WHAT YOU NEED TO DO
Pick every line out of the entries below that holds the string "vorderen", and report them.

AVAILABLE RECORDS
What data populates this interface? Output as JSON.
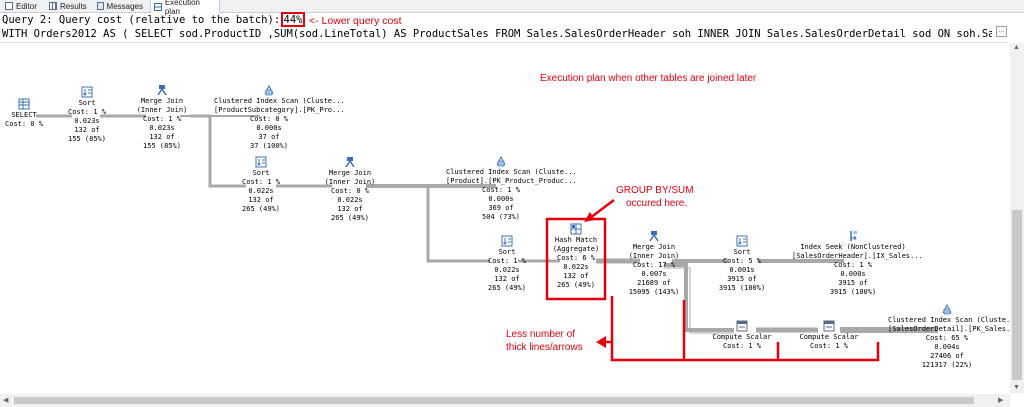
{
  "tabs": [
    {
      "label": "Editor",
      "icon": "editor-icon"
    },
    {
      "label": "Results",
      "icon": "results-grid-icon"
    },
    {
      "label": "Messages",
      "icon": "messages-icon"
    },
    {
      "label": "Execution plan",
      "icon": "execution-plan-icon",
      "active": true
    }
  ],
  "query": {
    "line1": "Query 2: Query cost (relative to the batch):",
    "cost_percent": "44%",
    "sql": "WITH Orders2012 AS ( SELECT sod.ProductID ,SUM(sod.LineTotal) AS ProductSales FROM Sales.SalesOrderHeader soh INNER JOIN Sales.SalesOrderDetail sod ON soh.Sale..."
  },
  "annotations": {
    "lower_cost": "<- Lower query cost",
    "plan_note": "Execution plan when other tables are joined later",
    "groupby_line1": "GROUP BY/SUM",
    "groupby_line2": "occured here.",
    "lines_line1": "Less number of",
    "lines_line2": "thick lines/arrows"
  },
  "colors": {
    "annotation": "#e3000f",
    "plan_line": "#a8a8a8",
    "icon_blue": "#3a6fb0"
  },
  "nodes": {
    "select": {
      "lines": [
        "SELECT",
        "Cost: 0 %"
      ],
      "icon": "select-icon"
    },
    "sort1": {
      "lines": [
        "Sort",
        "Cost: 1 %",
        "0.023s",
        "132 of",
        "155 (85%)"
      ],
      "icon": "sort-icon"
    },
    "merge1": {
      "lines": [
        "Merge Join",
        "(Inner Join)",
        "Cost: 1 %",
        "0.023s",
        "132 of",
        "155 (85%)"
      ],
      "icon": "merge-join-icon"
    },
    "cis_subcat": {
      "lines": [
        "Clustered Index Scan (Cluste...",
        "[ProductSubcategory].[PK_Pro...",
        "Cost: 0 %",
        "0.000s",
        "37 of",
        "37 (100%)"
      ],
      "icon": "clustered-index-scan-icon"
    },
    "sort2": {
      "lines": [
        "Sort",
        "Cost: 1 %",
        "0.022s",
        "132 of",
        "265 (49%)"
      ],
      "icon": "sort-icon"
    },
    "merge2": {
      "lines": [
        "Merge Join",
        "(Inner Join)",
        "Cost: 0 %",
        "0.022s",
        "132 of",
        "265 (49%)"
      ],
      "icon": "merge-join-icon"
    },
    "cis_product": {
      "lines": [
        "Clustered Index Scan (Cluste...",
        "[Product].[PK_Product_Produc...",
        "Cost: 1 %",
        "0.000s",
        "369 of",
        "504 (73%)"
      ],
      "icon": "clustered-index-scan-icon"
    },
    "sort3": {
      "lines": [
        "Sort",
        "Cost: 1 %",
        "0.022s",
        "132 of",
        "265 (49%)"
      ],
      "icon": "sort-icon"
    },
    "hash": {
      "lines": [
        "Hash Match",
        "(Aggregate)",
        "Cost: 6 %",
        "0.022s",
        "132 of",
        "265 (49%)"
      ],
      "icon": "hash-match-icon"
    },
    "merge3": {
      "lines": [
        "Merge Join",
        "(Inner Join)",
        "Cost: 17 %",
        "0.007s",
        "21689 of",
        "15095 (143%)"
      ],
      "icon": "merge-join-icon"
    },
    "sort4": {
      "lines": [
        "Sort",
        "Cost: 5 %",
        "0.001s",
        "3915 of",
        "3915 (100%)"
      ],
      "icon": "sort-icon"
    },
    "seek": {
      "lines": [
        "Index Seek (NonClustered)",
        "[SalesOrderHeader].[IX_Sales...",
        "Cost: 1 %",
        "0.000s",
        "3915 of",
        "3915 (100%)"
      ],
      "icon": "index-seek-icon"
    },
    "cs1": {
      "lines": [
        "Compute Scalar",
        "Cost: 1 %"
      ],
      "icon": "compute-scalar-icon"
    },
    "cs2": {
      "lines": [
        "Compute Scalar",
        "Cost: 1 %"
      ],
      "icon": "compute-scalar-icon"
    },
    "cis_detail": {
      "lines": [
        "Clustered Index Scan (Cluste...",
        "[SalesOrderDetail].[PK_Sales...",
        "Cost: 65 %",
        "0.004s",
        "27406 of",
        "121317 (22%)"
      ],
      "icon": "clustered-index-scan-icon"
    }
  }
}
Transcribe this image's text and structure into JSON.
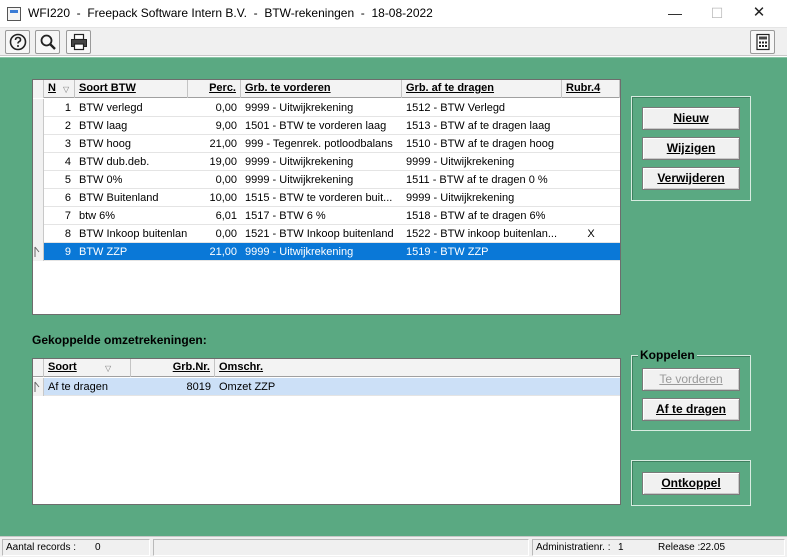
{
  "window": {
    "title": "WFI220  -  Freepack Software Intern B.V.  -  BTW-rekeningen  -  18-08-2022",
    "minimize": "—",
    "maximize": "☐",
    "close": "✕"
  },
  "toolbar": {
    "buttons": [
      "help-icon",
      "search-icon",
      "print-icon",
      "calculator-icon"
    ]
  },
  "vat_grid": {
    "columns": [
      "N",
      "Soort BTW",
      "Perc.",
      "Grb. te vorderen",
      "Grb. af te dragen",
      "Rubr.4"
    ],
    "rows": [
      {
        "n": "1",
        "soort": "BTW verlegd",
        "perc": "0,00",
        "vorderen": "9999 - Uitwijkrekening",
        "afdragen": "1512 - BTW Verlegd",
        "rubr": ""
      },
      {
        "n": "2",
        "soort": "BTW laag",
        "perc": "9,00",
        "vorderen": "1501 - BTW te vorderen laag",
        "afdragen": "1513 - BTW af te dragen laag",
        "rubr": ""
      },
      {
        "n": "3",
        "soort": "BTW hoog",
        "perc": "21,00",
        "vorderen": "999 - Tegenrek. potloodbalans",
        "afdragen": "1510 - BTW af te dragen hoog",
        "rubr": ""
      },
      {
        "n": "4",
        "soort": "BTW dub.deb.",
        "perc": "19,00",
        "vorderen": "9999 - Uitwijkrekening",
        "afdragen": "9999 - Uitwijkrekening",
        "rubr": ""
      },
      {
        "n": "5",
        "soort": "BTW 0%",
        "perc": "0,00",
        "vorderen": "9999 - Uitwijkrekening",
        "afdragen": "1511 - BTW af te dragen 0 %",
        "rubr": ""
      },
      {
        "n": "6",
        "soort": "BTW Buitenland",
        "perc": "10,00",
        "vorderen": "1515 - BTW te vorderen buit...",
        "afdragen": "9999 - Uitwijkrekening",
        "rubr": ""
      },
      {
        "n": "7",
        "soort": "btw 6%",
        "perc": "6,01",
        "vorderen": "1517 - BTW 6 %",
        "afdragen": "1518 - BTW af te dragen 6%",
        "rubr": ""
      },
      {
        "n": "8",
        "soort": "BTW Inkoop buitenlan",
        "perc": "0,00",
        "vorderen": "1521 - BTW Inkoop buitenland",
        "afdragen": "1522 - BTW inkoop buitenlan...",
        "rubr": "X"
      },
      {
        "n": "9",
        "soort": "BTW ZZP",
        "perc": "21,00",
        "vorderen": "9999 - Uitwijkrekening",
        "afdragen": "1519 - BTW ZZP",
        "rubr": ""
      }
    ],
    "selected_index": 8
  },
  "actions": {
    "new": "Nieuw",
    "edit": "Wijzigen",
    "delete": "Verwijderen"
  },
  "linked": {
    "title": "Gekoppelde omzetrekeningen:",
    "columns": [
      "Soort",
      "Grb.Nr.",
      "Omschr."
    ],
    "rows": [
      {
        "soort": "Af te dragen",
        "nr": "8019",
        "omschr": "Omzet ZZP"
      }
    ]
  },
  "koppelen": {
    "label": "Koppelen",
    "te_vorderen": "Te vorderen",
    "af_te_dragen": "Af te dragen"
  },
  "ontkoppel": "Ontkoppel",
  "status": {
    "records_label": "Aantal records :",
    "records_value": "0",
    "admin_label": "Administratienr. :",
    "admin_value": "1",
    "release_label": "Release :",
    "release_value": "22.05"
  },
  "colors": {
    "background": "#5aa982",
    "selection": "#0a78d7",
    "light_selection": "#cce0f7"
  }
}
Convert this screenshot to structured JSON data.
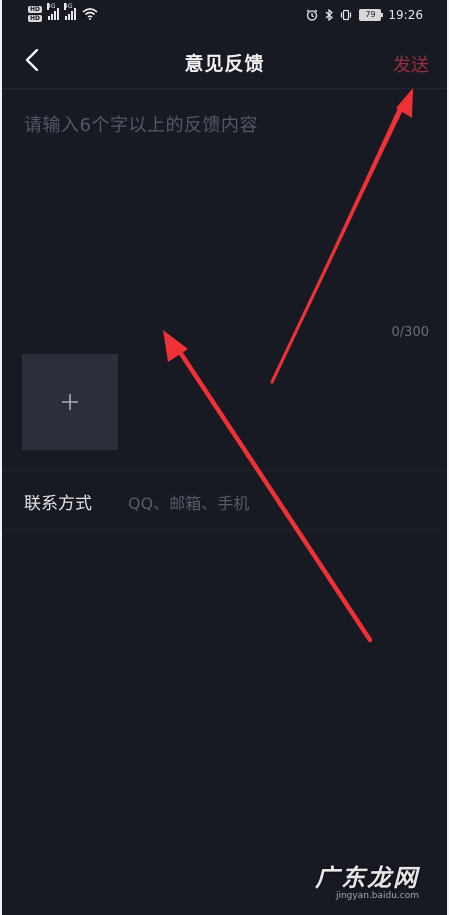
{
  "status_bar": {
    "hd_badge_1": "HD",
    "hd_badge_2": "HD",
    "network_1": "4G",
    "network_2": "4G",
    "battery": "79",
    "time": "19:26"
  },
  "nav": {
    "title": "意见反馈",
    "send_label": "发送",
    "back_icon": "chevron-left-icon"
  },
  "feedback": {
    "placeholder": "请输入6个字以上的反馈内容",
    "counter": "0/300",
    "add_image_icon": "plus-icon"
  },
  "contact": {
    "label": "联系方式",
    "placeholder": "QQ、邮箱、手机"
  },
  "watermark": {
    "logo": "广东龙网",
    "url": "jingyan.baidu.com"
  },
  "colors": {
    "background": "#171923",
    "send_accent": "#9a2e3e",
    "arrow": "#e8333a",
    "placeholder": "#545864"
  }
}
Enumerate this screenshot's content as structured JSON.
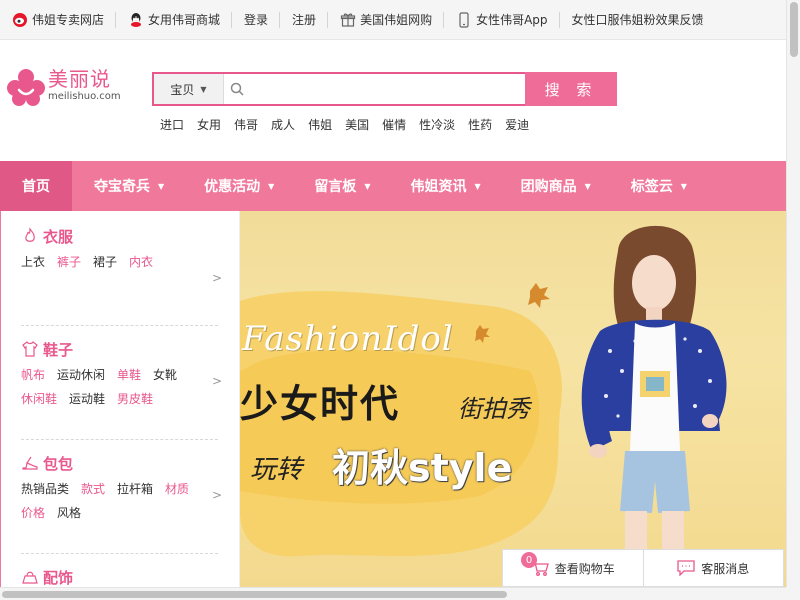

YOUR RESPONSE
      "Grb. te vorderen",
        "vorderen": "9999 - Uitwijkrekening",
        "vorderen": "1501 - BTW te vorderen laag",
        "vorderen": "999 - Tegenrek. potloodbalans",
        "vorderen": "9999 - Uitwijkrekening",
        "vorderen": "9999 - Uitwijkrekening",
        "vorderen": "1515 - BTW te vorderen buit...",
        "vorderen": "1517 - BTW 6 %",
        "vorderen": "1521 - BTW Inkoop buitenland",
        "vorderen": "9999 - Uitwijkrekening",
    "te_vorderen": "Te vorderen",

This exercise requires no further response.